(Component data from apps and pages)

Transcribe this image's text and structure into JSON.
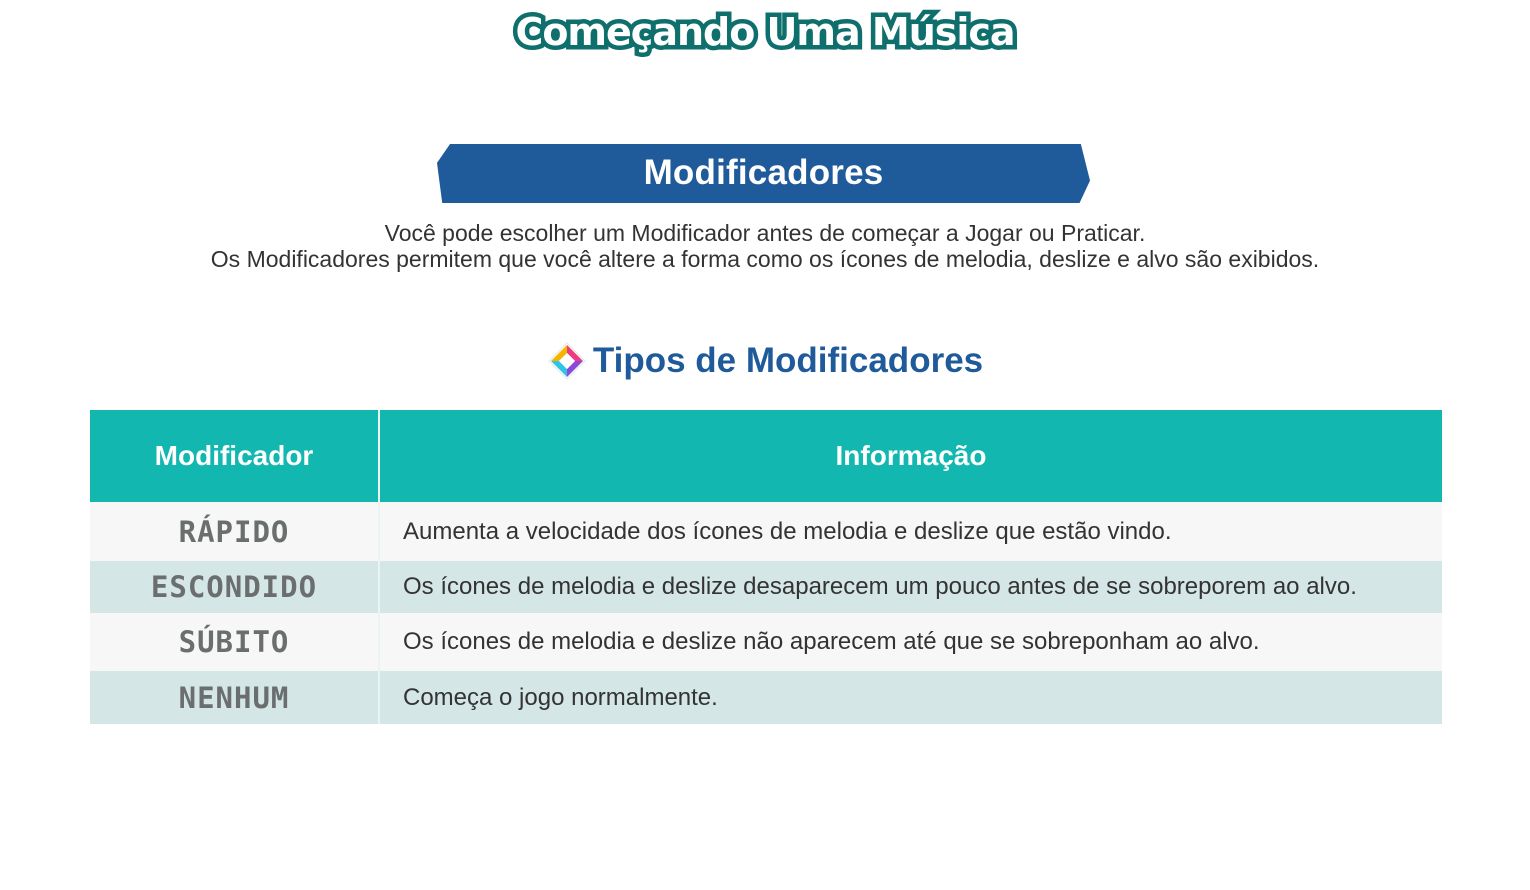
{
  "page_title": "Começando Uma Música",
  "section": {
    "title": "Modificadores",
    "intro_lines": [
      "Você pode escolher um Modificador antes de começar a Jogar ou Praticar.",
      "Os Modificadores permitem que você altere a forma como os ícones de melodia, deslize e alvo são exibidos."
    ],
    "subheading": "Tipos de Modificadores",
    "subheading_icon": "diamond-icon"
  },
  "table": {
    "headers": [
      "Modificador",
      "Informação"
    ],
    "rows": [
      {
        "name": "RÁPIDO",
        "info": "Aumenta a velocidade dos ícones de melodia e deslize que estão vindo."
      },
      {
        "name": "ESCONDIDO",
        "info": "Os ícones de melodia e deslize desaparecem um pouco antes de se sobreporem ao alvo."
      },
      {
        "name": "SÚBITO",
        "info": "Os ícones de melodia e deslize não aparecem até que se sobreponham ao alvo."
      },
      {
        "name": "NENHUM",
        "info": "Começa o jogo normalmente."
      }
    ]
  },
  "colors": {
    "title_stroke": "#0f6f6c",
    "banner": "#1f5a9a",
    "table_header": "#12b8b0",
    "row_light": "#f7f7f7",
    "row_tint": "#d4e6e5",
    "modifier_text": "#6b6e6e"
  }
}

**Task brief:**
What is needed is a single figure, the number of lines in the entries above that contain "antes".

**Solution to this problem:**
2